=== Begin Enclosure ===
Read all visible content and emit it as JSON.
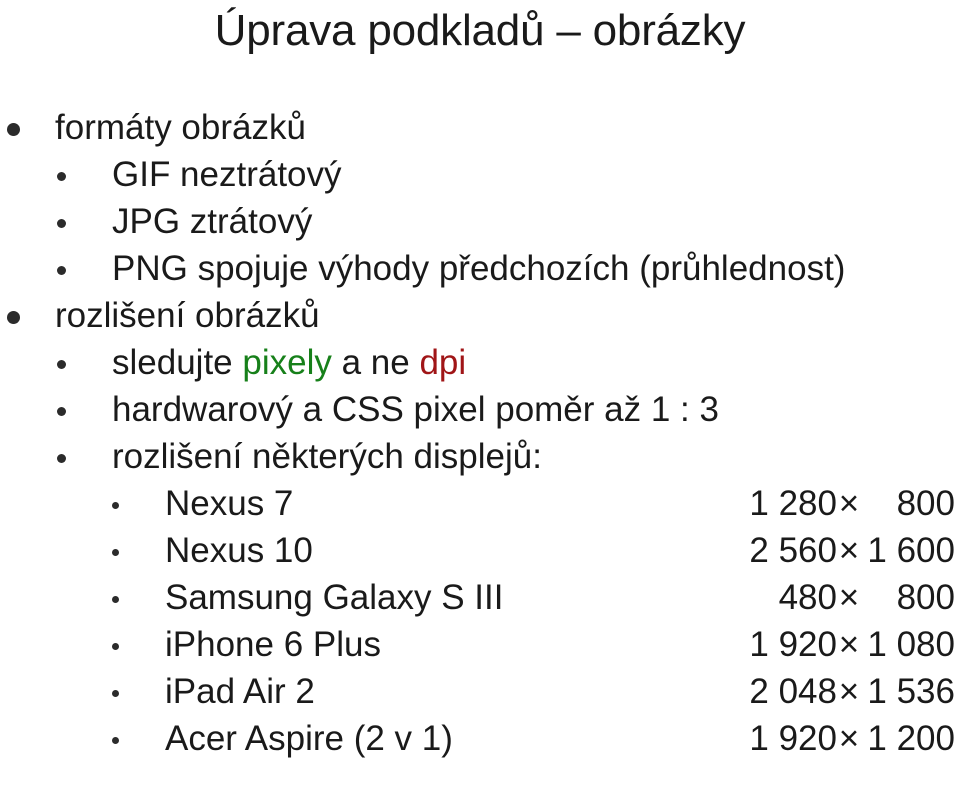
{
  "slide": {
    "title": "Úprava podkladů – obrázky",
    "background_color": "#ffffff",
    "text_color": "#1a1a1a",
    "accent_green": "#17801a",
    "accent_red": "#a01517",
    "bullet_glyph": "filled-circle",
    "outline": [
      {
        "level": 1,
        "text": "formáty obrázků"
      },
      {
        "level": 2,
        "text": "GIF neztrátový"
      },
      {
        "level": 2,
        "text": "JPG ztrátový"
      },
      {
        "level": 2,
        "text": "PNG spojuje výhody předchozích (průhlednost)"
      },
      {
        "level": 1,
        "text": "rozlišení obrázků"
      },
      {
        "level": 2,
        "text": "sledujte pixely a ne dpi",
        "segments": [
          {
            "text": "sledujte ",
            "color": "default"
          },
          {
            "text": "pixely",
            "color": "green"
          },
          {
            "text": " a ne ",
            "color": "default"
          },
          {
            "text": "dpi",
            "color": "red"
          }
        ]
      },
      {
        "level": 2,
        "text": "hardwarový a CSS pixel poměr až 1 : 3"
      },
      {
        "level": 2,
        "text": "rozlišení některých displejů:"
      }
    ],
    "devices": [
      {
        "name": "Nexus 7",
        "width": "1 280",
        "sep": "×",
        "height": "800"
      },
      {
        "name": "Nexus 10",
        "width": "2 560",
        "sep": "×",
        "height": "1 600"
      },
      {
        "name": "Samsung Galaxy S III",
        "width": "480",
        "sep": "×",
        "height": "800"
      },
      {
        "name": "iPhone 6 Plus",
        "width": "1 920",
        "sep": "×",
        "height": "1 080"
      },
      {
        "name": "iPad Air 2",
        "width": "2 048",
        "sep": "×",
        "height": "1 536"
      },
      {
        "name": "Acer Aspire (2 v 1)",
        "width": "1 920",
        "sep": "×",
        "height": "1 200"
      }
    ]
  }
}
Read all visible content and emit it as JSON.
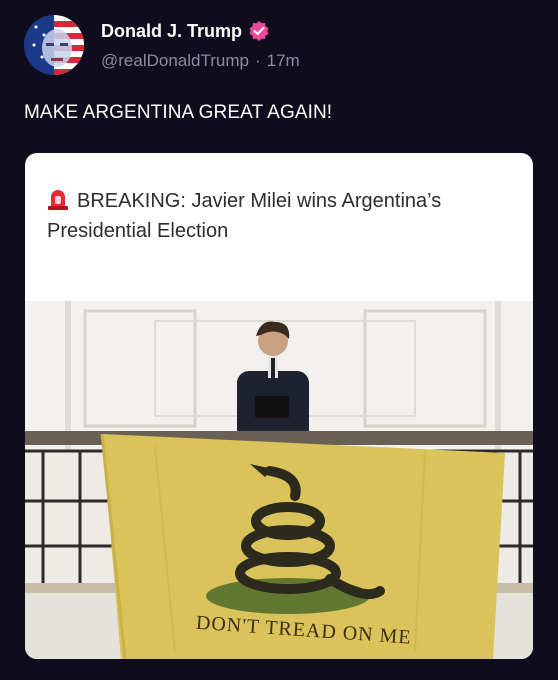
{
  "post": {
    "author": {
      "display_name": "Donald J. Trump",
      "handle": "@realDonaldTrump",
      "separator": "·",
      "timestamp": "17m",
      "verified_color": "#ec4899"
    },
    "text": "MAKE ARGENTINA GREAT AGAIN!"
  },
  "card": {
    "siren_icon": "police-siren-icon",
    "headline": "BREAKING: Javier Milei wins Argentina’s Presidential Election",
    "image": {
      "flag_motto": "DON'T TREAD ON ME",
      "flag_color": "#d9c35a"
    }
  },
  "colors": {
    "background": "#0f0d1d",
    "secondary_text": "#8b8aa0",
    "card_background": "#ffffff"
  }
}
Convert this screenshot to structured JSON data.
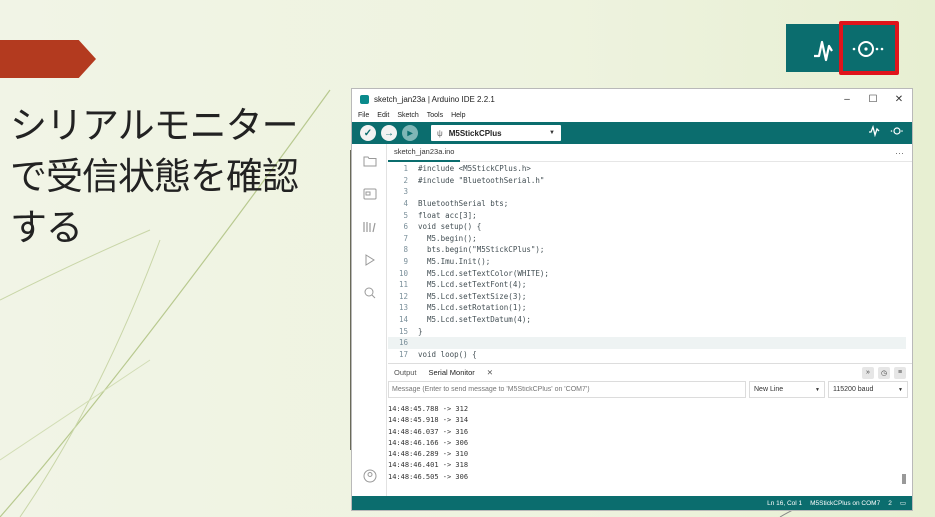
{
  "slide": {
    "title": "シリアルモニター\nで受信状態を確認\nする"
  },
  "ide": {
    "window_title": "sketch_jan23a | Arduino IDE 2.2.1",
    "window_controls": [
      "–",
      "☐",
      "✕"
    ],
    "menu": [
      "File",
      "Edit",
      "Sketch",
      "Tools",
      "Help"
    ],
    "board": "M5StickCPlus",
    "file_tab": "sketch_jan23a.ino",
    "tab_more": "···",
    "code_lines": [
      {
        "n": "1",
        "t": "#include <M5StickCPlus.h>"
      },
      {
        "n": "2",
        "t": "#include \"BluetoothSerial.h\""
      },
      {
        "n": "3",
        "t": ""
      },
      {
        "n": "4",
        "t": "BluetoothSerial bts;"
      },
      {
        "n": "5",
        "t": "float acc[3];"
      },
      {
        "n": "6",
        "t": "void setup() {"
      },
      {
        "n": "7",
        "t": "  M5.begin();"
      },
      {
        "n": "8",
        "t": "  bts.begin(\"M5StickCPlus\");"
      },
      {
        "n": "9",
        "t": "  M5.Imu.Init();"
      },
      {
        "n": "10",
        "t": "  M5.Lcd.setTextColor(WHITE);"
      },
      {
        "n": "11",
        "t": "  M5.Lcd.setTextFont(4);"
      },
      {
        "n": "12",
        "t": "  M5.Lcd.setTextSize(3);"
      },
      {
        "n": "13",
        "t": "  M5.Lcd.setRotation(1);"
      },
      {
        "n": "14",
        "t": "  M5.Lcd.setTextDatum(4);"
      },
      {
        "n": "15",
        "t": "}"
      },
      {
        "n": "16",
        "t": ""
      },
      {
        "n": "17",
        "t": "void loop() {"
      }
    ],
    "panel_tabs": {
      "output": "Output",
      "serial": "Serial Monitor",
      "close": "✕"
    },
    "message_placeholder": "Message (Enter to send message to 'M5StickCPlus' on 'COM7')",
    "line_ending": "New Line",
    "baud": "115200 baud",
    "serial_output": [
      "14:48:45.788 -> 312",
      "14:48:45.918 -> 314",
      "14:48:46.037 -> 316",
      "14:48:46.166 -> 306",
      "14:48:46.289 -> 310",
      "14:48:46.401 -> 318",
      "14:48:46.505 -> 306"
    ],
    "status": {
      "position": "Ln 16, Col 1",
      "board_port": "M5StickCPlus on COM7",
      "notifications": "2"
    }
  },
  "colors": {
    "teal": "#0b6d6e",
    "highlight": "#e0141b",
    "arrow": "#b33a1f"
  }
}
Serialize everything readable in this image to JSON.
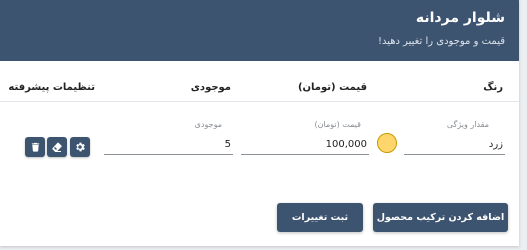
{
  "header": {
    "title": "شلوار مردانه",
    "subtitle": "قیمت و موجودی را تغییر دهید!"
  },
  "table": {
    "columns": {
      "color": "رنگ",
      "price": "قیمت (تومان)",
      "stock": "موجودی",
      "advanced": "تنظیمات پیشرفته"
    }
  },
  "row": {
    "feature_label": "مقدار ویژگی",
    "feature_value": "زرد",
    "swatch_color": "#ffd66b",
    "price_label": "قیمت (تومان)",
    "price_value": "100,000",
    "stock_label": "موجودی",
    "stock_value": "5",
    "action_icons": [
      "gear-icon",
      "eraser-icon",
      "trash-icon"
    ]
  },
  "buttons": {
    "add_combination": "اضافه کردن ترکیب محصول",
    "save_changes": "ثبت تغییرات"
  },
  "colors": {
    "primary": "#3d5470",
    "swatch": "#ffd66b"
  }
}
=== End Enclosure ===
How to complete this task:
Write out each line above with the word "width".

Answer below:
        "width": "1 280",
        "width": "2 560",
        "width": "480",
        "width": "1 920",
        "width": "2 048",
        "width": "1 920",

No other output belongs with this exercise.